Basically it’s a way to get a bunch of an element from a set without having to buy multiple copies of the set and all the elements you don’t care for. At most of our monthly meetings we get together and part out multiple LEGO sets to individual elements. The sets are acquired by a club officer and is different for every draft. The number of sets used for the draft will depend on the number of attendees of the draft. This means that the more people who participate, the greater the number of each element you could snag when it’s your turn. Participation in the draft is $20
For example, a set comes with 4 bricks. Green, tan, red, & grey.
Based on participation, 3 sets are going to be drafted. After combining sets and separating elements, there would be a pile of 3 green, 3 tan, etc etc.
In this example, there are 3 people. The first person could select all 3 of the red bricks. The second could then select all of the tan bricks. Now the third person picks the green bricks. If there were more piles available than the number of people, the first person gets to choose another pile.
In our example, there are not enough people to match the number of piles left. At this point it goes backward because the last person didn’t get a premium “1st pick”. The third person gets to pick again (back-to-back), then the second person if a pile is still available.
Note 1: Elements are often paired or naturally ‘go’ with others. It is common to combine these elements into groupings.

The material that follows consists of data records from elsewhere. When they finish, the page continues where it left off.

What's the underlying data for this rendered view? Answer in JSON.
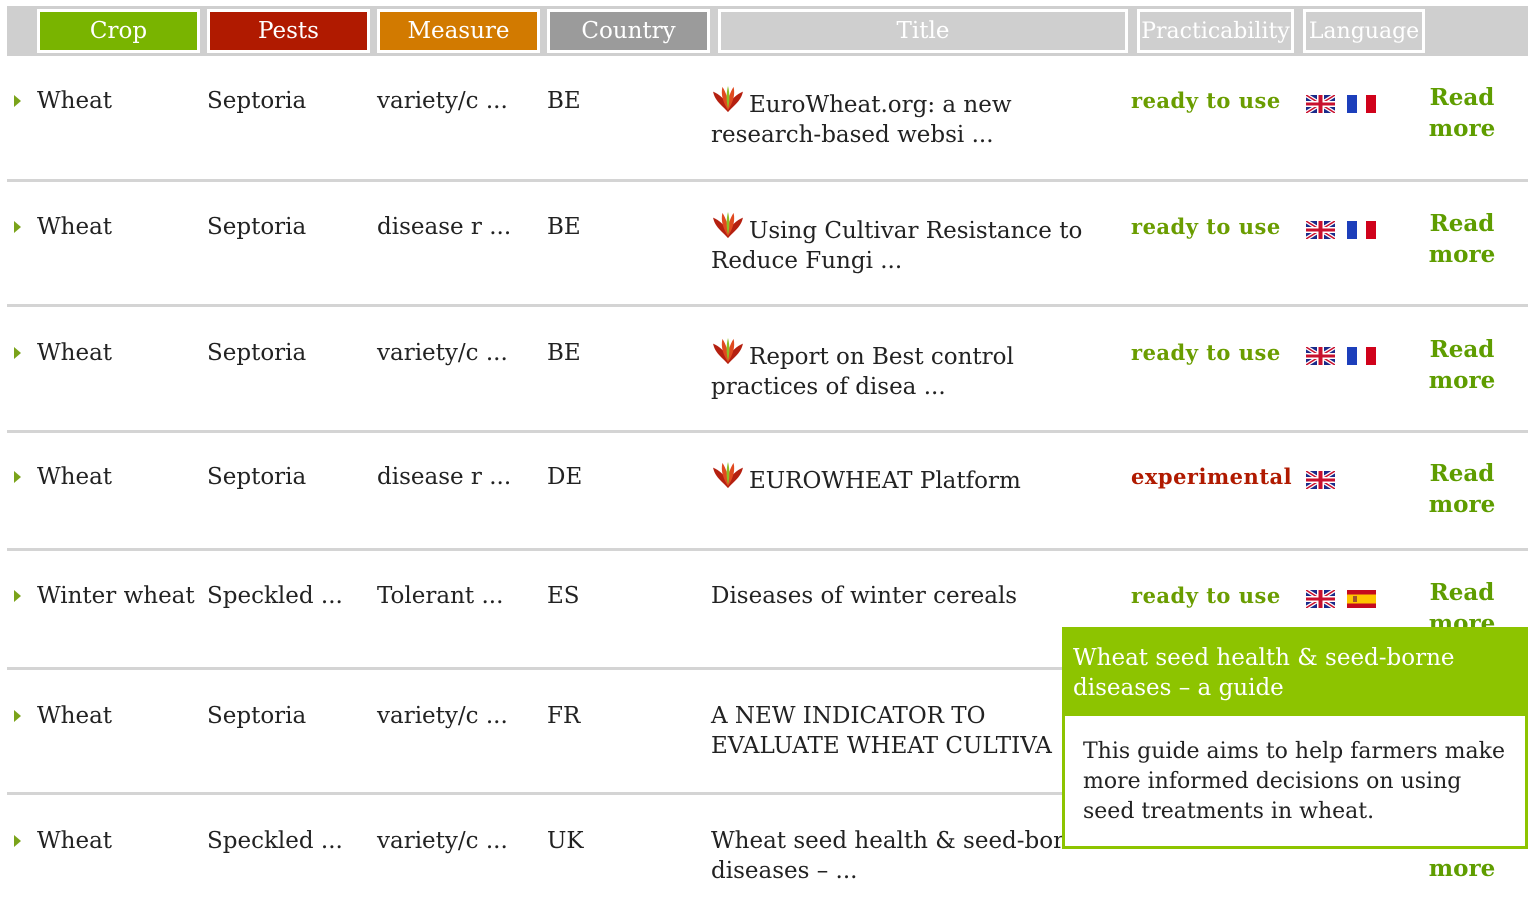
{
  "colors": {
    "crop_header": "#79b400",
    "pests_header": "#b01a00",
    "measure_header": "#d27a00",
    "country_header": "#9b9b9b",
    "plain_header": "#cfcfcf",
    "ready": "#6a9d00",
    "experimental": "#b01a00",
    "tooltip": "#8dc400"
  },
  "header": {
    "crop": "Crop",
    "pests": "Pests",
    "measure": "Measure",
    "country": "Country",
    "title": "Title",
    "practicability": "Practicability",
    "language": "Language"
  },
  "rows": [
    {
      "crop": "Wheat",
      "pest": "Septoria",
      "measure": "variety/c ...",
      "country": "BE",
      "title": "EuroWheat.org: a new research-based websi ...",
      "logo": "eurowheat-logo",
      "practicability": "ready to use",
      "prac_status": "ready",
      "flags": [
        "uk-flag",
        "france-flag"
      ],
      "read1": "Read",
      "read2": "more"
    },
    {
      "crop": "Wheat",
      "pest": "Septoria",
      "measure": "disease r ...",
      "country": "BE",
      "title": "Using Cultivar Resistance to Reduce Fungi ...",
      "logo": "eurowheat-logo",
      "practicability": "ready to use",
      "prac_status": "ready",
      "flags": [
        "uk-flag",
        "france-flag"
      ],
      "read1": "Read",
      "read2": "more"
    },
    {
      "crop": "Wheat",
      "pest": "Septoria",
      "measure": "variety/c ...",
      "country": "BE",
      "title": "Report on Best control practices of disea ...",
      "logo": "eurowheat-logo",
      "practicability": "ready to use",
      "prac_status": "ready",
      "flags": [
        "uk-flag",
        "france-flag"
      ],
      "read1": "Read",
      "read2": "more"
    },
    {
      "crop": "Wheat",
      "pest": "Septoria",
      "measure": "disease r ...",
      "country": "DE",
      "title": "EUROWHEAT Platform",
      "logo": "eurowheat-logo",
      "practicability": "experimental",
      "prac_status": "experimental",
      "flags": [
        "uk-flag"
      ],
      "read1": "Read",
      "read2": "more"
    },
    {
      "crop": "Winter wheat",
      "pest": "Speckled ...",
      "measure": "Tolerant ...",
      "country": "ES",
      "title": "Diseases of winter cereals",
      "logo": "",
      "practicability": "ready to use",
      "prac_status": "ready",
      "flags": [
        "uk-flag",
        "spain-flag"
      ],
      "read1": "Read",
      "read2": "more"
    },
    {
      "crop": "Wheat",
      "pest": "Septoria",
      "measure": "variety/c ...",
      "country": "FR",
      "title": "A NEW INDICATOR TO EVALUATE WHEAT CULTIVA",
      "logo": "",
      "practicability": "",
      "prac_status": "ready",
      "flags": [],
      "read1": "",
      "read2": ""
    },
    {
      "crop": "Wheat",
      "pest": "Speckled ...",
      "measure": "variety/c ...",
      "country": "UK",
      "title": "Wheat seed health & seed-borne diseases – ...",
      "logo": "",
      "practicability": "",
      "prac_status": "ready",
      "flags": [],
      "read1": "",
      "read2": "more"
    }
  ],
  "tooltip": {
    "title": "Wheat seed health & seed-borne diseases – a guide",
    "body": "This guide aims to help farmers make more informed decisions on using seed treatments in wheat."
  }
}
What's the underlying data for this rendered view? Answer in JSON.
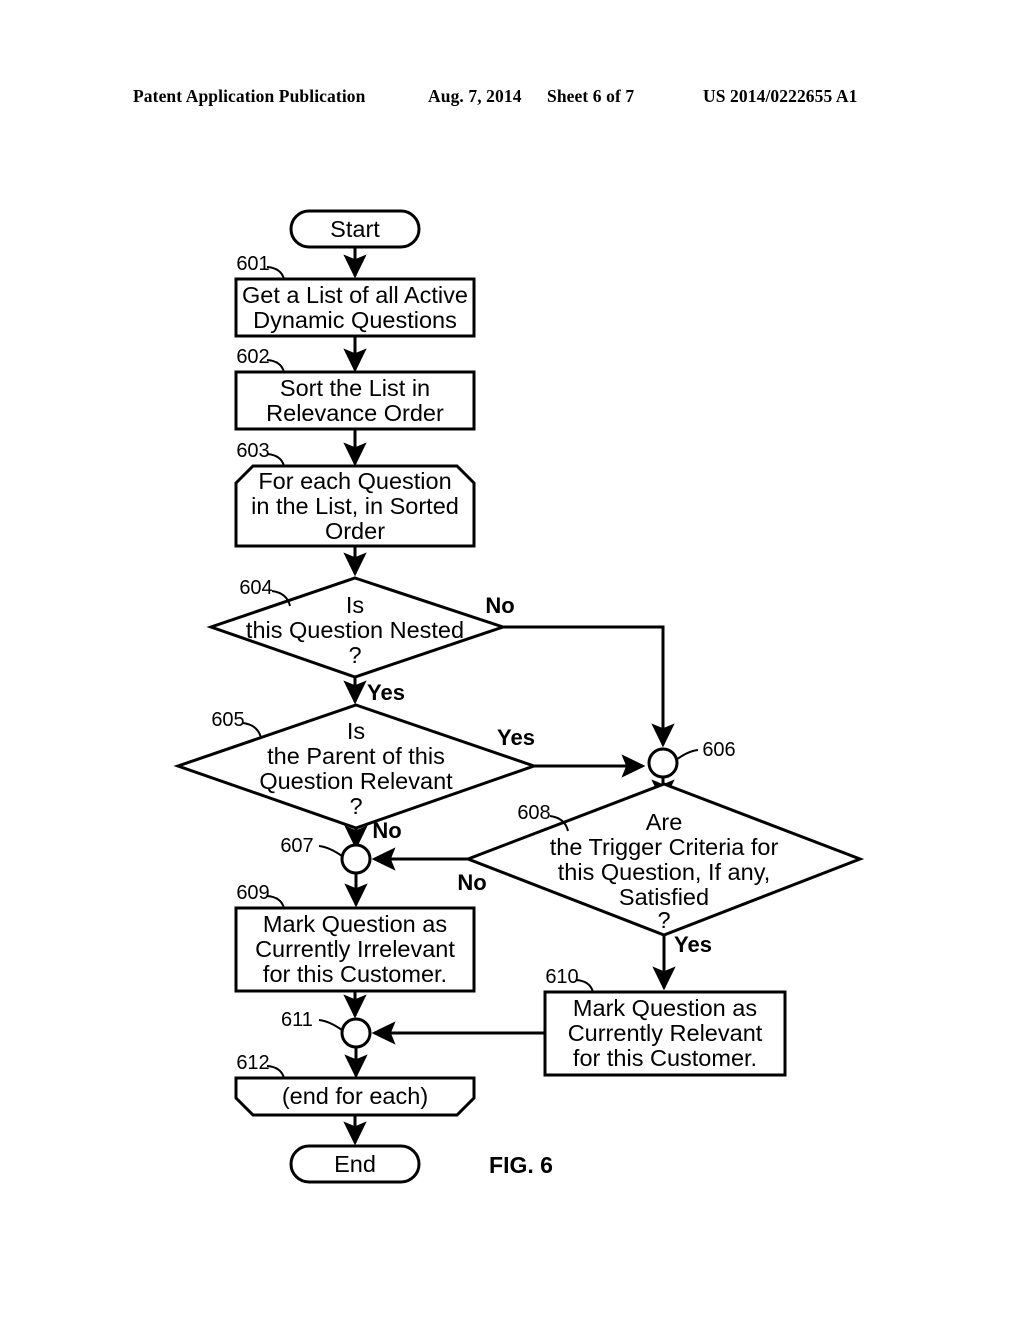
{
  "header": {
    "publication": "Patent Application Publication",
    "date": "Aug. 7, 2014",
    "sheet": "Sheet 6 of 7",
    "number": "US 2014/0222655 A1"
  },
  "figure": {
    "label": "FIG. 6",
    "start_label": "Start",
    "end_label": "End"
  },
  "nodes": {
    "n601": {
      "ref": "601",
      "line1": "Get a List of all Active",
      "line2": "Dynamic Questions"
    },
    "n602": {
      "ref": "602",
      "line1": "Sort the List in",
      "line2": "Relevance Order"
    },
    "n603": {
      "ref": "603",
      "line1": "For each Question",
      "line2": "in the List, in Sorted",
      "line3": "Order"
    },
    "n604": {
      "ref": "604",
      "line1": "Is",
      "line2": "this Question Nested",
      "line3": "?"
    },
    "n605": {
      "ref": "605",
      "line1": "Is",
      "line2": "the Parent of this",
      "line3": "Question Relevant",
      "line4": "?"
    },
    "n606": {
      "ref": "606"
    },
    "n607": {
      "ref": "607"
    },
    "n608": {
      "ref": "608",
      "line1": "Are",
      "line2": "the Trigger Criteria for",
      "line3": "this Question, If any,",
      "line4": "Satisfied",
      "line5": "?"
    },
    "n609": {
      "ref": "609",
      "line1": "Mark Question as",
      "line2": "Currently Irrelevant",
      "line3": "for this Customer."
    },
    "n610": {
      "ref": "610",
      "line1": "Mark Question as",
      "line2": "Currently Relevant",
      "line3": "for this Customer."
    },
    "n611": {
      "ref": "611"
    },
    "n612": {
      "ref": "612",
      "line1": "(end for each)"
    }
  },
  "branches": {
    "b604_no": "No",
    "b604_yes": "Yes",
    "b605_yes": "Yes",
    "b605_no": "No",
    "b608_no": "No",
    "b608_yes": "Yes"
  },
  "colors": {
    "ink": "#000000",
    "paper": "#ffffff"
  }
}
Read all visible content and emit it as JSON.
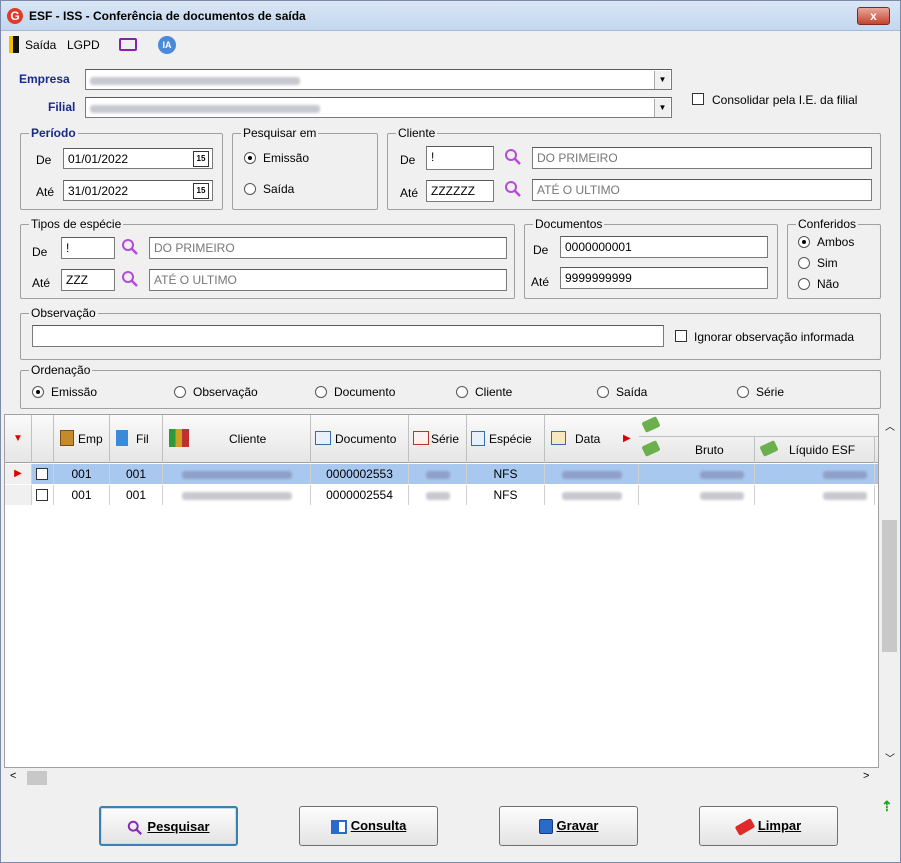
{
  "window": {
    "title": "ESF - ISS - Conferência de documentos de saída",
    "close": "x"
  },
  "menu": {
    "exit": "Saída",
    "lgpd": "LGPD",
    "ia": "IA"
  },
  "empresa": {
    "label": "Empresa"
  },
  "filial": {
    "label": "Filial"
  },
  "consolidar": {
    "label": "Consolidar pela I.E. da filial"
  },
  "periodo": {
    "title": "Período",
    "de_label": "De",
    "de_value": "01/01/2022",
    "ate_label": "Até",
    "ate_value": "31/01/2022"
  },
  "pesquisar_em": {
    "title": "Pesquisar em",
    "opt1": "Emissão",
    "opt2": "Saída"
  },
  "cliente": {
    "title": "Cliente",
    "de_label": "De",
    "de_value": "!",
    "de_desc": "DO PRIMEIRO",
    "ate_label": "Até",
    "ate_value": "ZZZZZZ",
    "ate_desc": "ATÉ O ULTIMO"
  },
  "tipos": {
    "title": "Tipos de espécie",
    "de_label": "De",
    "de_value": "!",
    "de_desc": "DO PRIMEIRO",
    "ate_label": "Até",
    "ate_value": "ZZZ",
    "ate_desc": "ATÉ O ULTIMO"
  },
  "documentos": {
    "title": "Documentos",
    "de_label": "De",
    "de_value": "0000000001",
    "ate_label": "Até",
    "ate_value": "9999999999"
  },
  "conferidos": {
    "title": "Conferidos",
    "opt1": "Ambos",
    "opt2": "Sim",
    "opt3": "Não"
  },
  "observacao": {
    "title": "Observação",
    "value": "",
    "ignore_label": "Ignorar observação informada"
  },
  "ordenacao": {
    "title": "Ordenação",
    "opts": [
      "Emissão",
      "Observação",
      "Documento",
      "Cliente",
      "Saída",
      "Série"
    ]
  },
  "grid": {
    "headers": {
      "emp": "Emp",
      "fil": "Fil",
      "cliente": "Cliente",
      "documento": "Documento",
      "serie": "Série",
      "especie": "Espécie",
      "data": "Data",
      "bruto": "Bruto",
      "liquido": "Líquido ESF"
    },
    "rows": [
      {
        "emp": "001",
        "fil": "001",
        "documento": "0000002553",
        "especie": "NFS"
      },
      {
        "emp": "001",
        "fil": "001",
        "documento": "0000002554",
        "especie": "NFS"
      }
    ]
  },
  "buttons": {
    "pesquisar": "Pesquisar",
    "consulta": "Consulta",
    "gravar": "Gravar",
    "limpar": "Limpar"
  },
  "colors": {
    "title_bar": "#c4d7ef",
    "selected_row": "#a9c8f0",
    "accent_red": "#e23a2a"
  }
}
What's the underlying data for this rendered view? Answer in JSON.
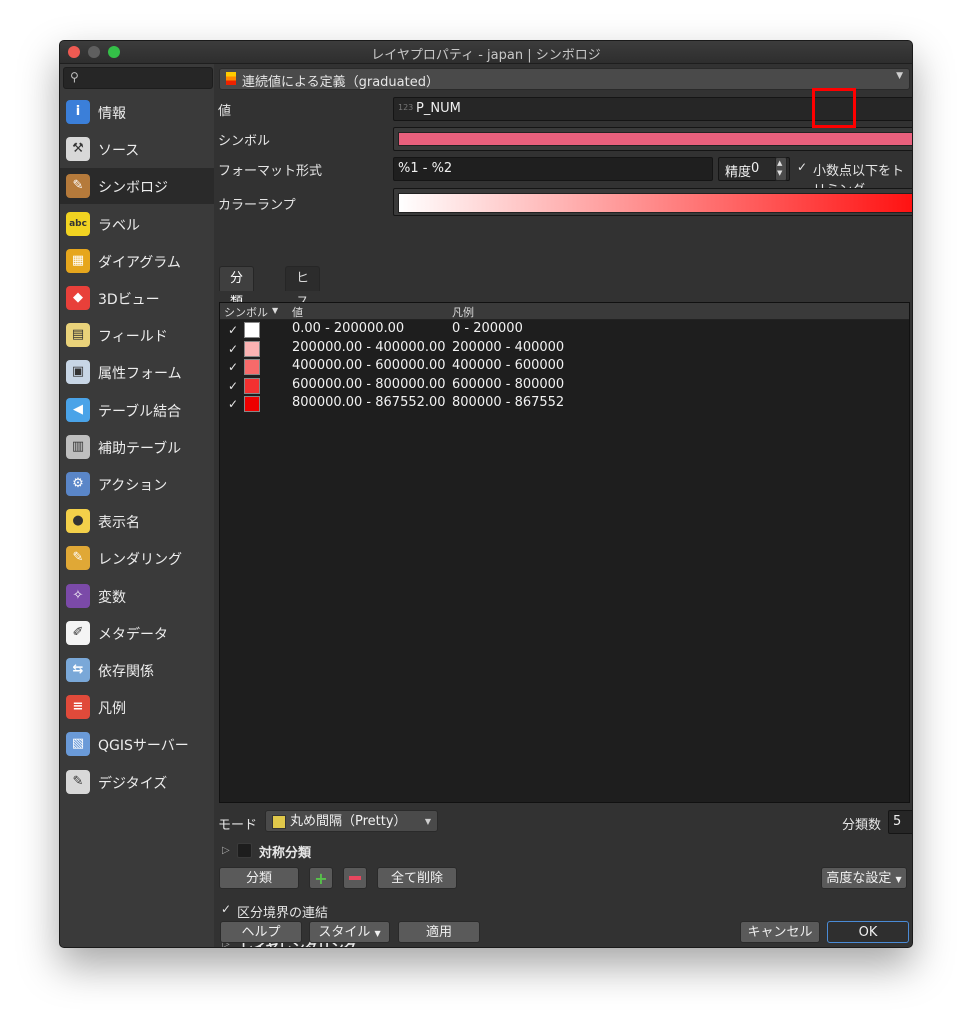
{
  "window": {
    "title": "レイヤプロパティ - japan | シンボロジ"
  },
  "sidebar": {
    "search_icon": "search-icon",
    "items": [
      {
        "label": "情報",
        "icon": "info-icon",
        "color": "#3b7fd9"
      },
      {
        "label": "ソース",
        "icon": "source-wrench-icon",
        "color": "#d8d8d8"
      },
      {
        "label": "シンボロジ",
        "icon": "symbology-brush-icon",
        "color": "#b57a3b"
      },
      {
        "label": "ラベル",
        "icon": "label-abc-icon",
        "color": "#f1d321"
      },
      {
        "label": "ダイアグラム",
        "icon": "diagram-icon",
        "color": "#e6a61d"
      },
      {
        "label": "3Dビュー",
        "icon": "3d-cube-icon",
        "color": "#e8403a"
      },
      {
        "label": "フィールド",
        "icon": "fields-icon",
        "color": "#e9d27a"
      },
      {
        "label": "属性フォーム",
        "icon": "attribute-form-icon",
        "color": "#c8d6e6"
      },
      {
        "label": "テーブル結合",
        "icon": "join-icon",
        "color": "#4aa3e8"
      },
      {
        "label": "補助テーブル",
        "icon": "auxiliary-storage-icon",
        "color": "#bfbfbf"
      },
      {
        "label": "アクション",
        "icon": "action-gear-icon",
        "color": "#5a86c8"
      },
      {
        "label": "表示名",
        "icon": "display-name-bubble-icon",
        "color": "#f3d04a"
      },
      {
        "label": "レンダリング",
        "icon": "rendering-brush-icon",
        "color": "#e0a836"
      },
      {
        "label": "変数",
        "icon": "variables-icon",
        "color": "#7b4aa8"
      },
      {
        "label": "メタデータ",
        "icon": "metadata-icon",
        "color": "#f4f4f4"
      },
      {
        "label": "依存関係",
        "icon": "dependencies-icon",
        "color": "#7aa8d8"
      },
      {
        "label": "凡例",
        "icon": "legend-icon",
        "color": "#e04a3a"
      },
      {
        "label": "QGISサーバー",
        "icon": "qgis-server-icon",
        "color": "#6a9ad8"
      },
      {
        "label": "デジタイズ",
        "icon": "digitizing-icon",
        "color": "#d8d8d8"
      }
    ],
    "active_index": 2
  },
  "renderer": {
    "label": "連続値による定義（graduated）"
  },
  "value_field": {
    "label": "値",
    "badge": "123",
    "value": "P_NUM"
  },
  "symbol": {
    "label": "シンボル",
    "color": "#e9607d"
  },
  "format": {
    "label": "フォーマット形式",
    "value": "%1 - %2",
    "precision_label": "精度",
    "precision_value": "0",
    "trim_label": "小数点以下をトリミング",
    "trim_checked": true
  },
  "color_ramp": {
    "label": "カラーランプ",
    "from": "#ffffff",
    "to": "#ff0000"
  },
  "tabs": [
    {
      "label": "分類数"
    },
    {
      "label": "ヒストグラム"
    }
  ],
  "table": {
    "headers": {
      "symbol": "シンボル",
      "value": "値",
      "legend": "凡例"
    },
    "rows": [
      {
        "checked": true,
        "color": "#ffffff",
        "value": "0.00 - 200000.00",
        "legend": "0 - 200000"
      },
      {
        "checked": true,
        "color": "#fbb3b3",
        "value": "200000.00 - 400000.00",
        "legend": "200000 - 400000"
      },
      {
        "checked": true,
        "color": "#f76a6a",
        "value": "400000.00 - 600000.00",
        "legend": "400000 - 600000"
      },
      {
        "checked": true,
        "color": "#f33030",
        "value": "600000.00 - 800000.00",
        "legend": "600000 - 800000"
      },
      {
        "checked": true,
        "color": "#ee0000",
        "value": "800000.00 - 867552.00",
        "legend": "800000 - 867552"
      }
    ]
  },
  "mode": {
    "label": "モード",
    "value": "丸め間隔（Pretty）"
  },
  "classes": {
    "label": "分類数",
    "value": "5"
  },
  "symmetric": {
    "label": "対称分類"
  },
  "buttons": {
    "classify": "分類",
    "delete_all": "全て削除",
    "advanced": "高度な設定",
    "help": "ヘルプ",
    "style": "スタイル",
    "apply": "適用",
    "cancel": "キャンセル",
    "ok": "OK"
  },
  "link_boundaries": {
    "label": "区分境界の連結",
    "checked": true
  },
  "layer_rendering": {
    "label": "レイヤレンダリング"
  }
}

Note 2: Sometimes a part has a high quantity in a set (say 15 or 20 per set). Discussion is opened to separate very large lots into smaller, multiple (evenly sized) lots.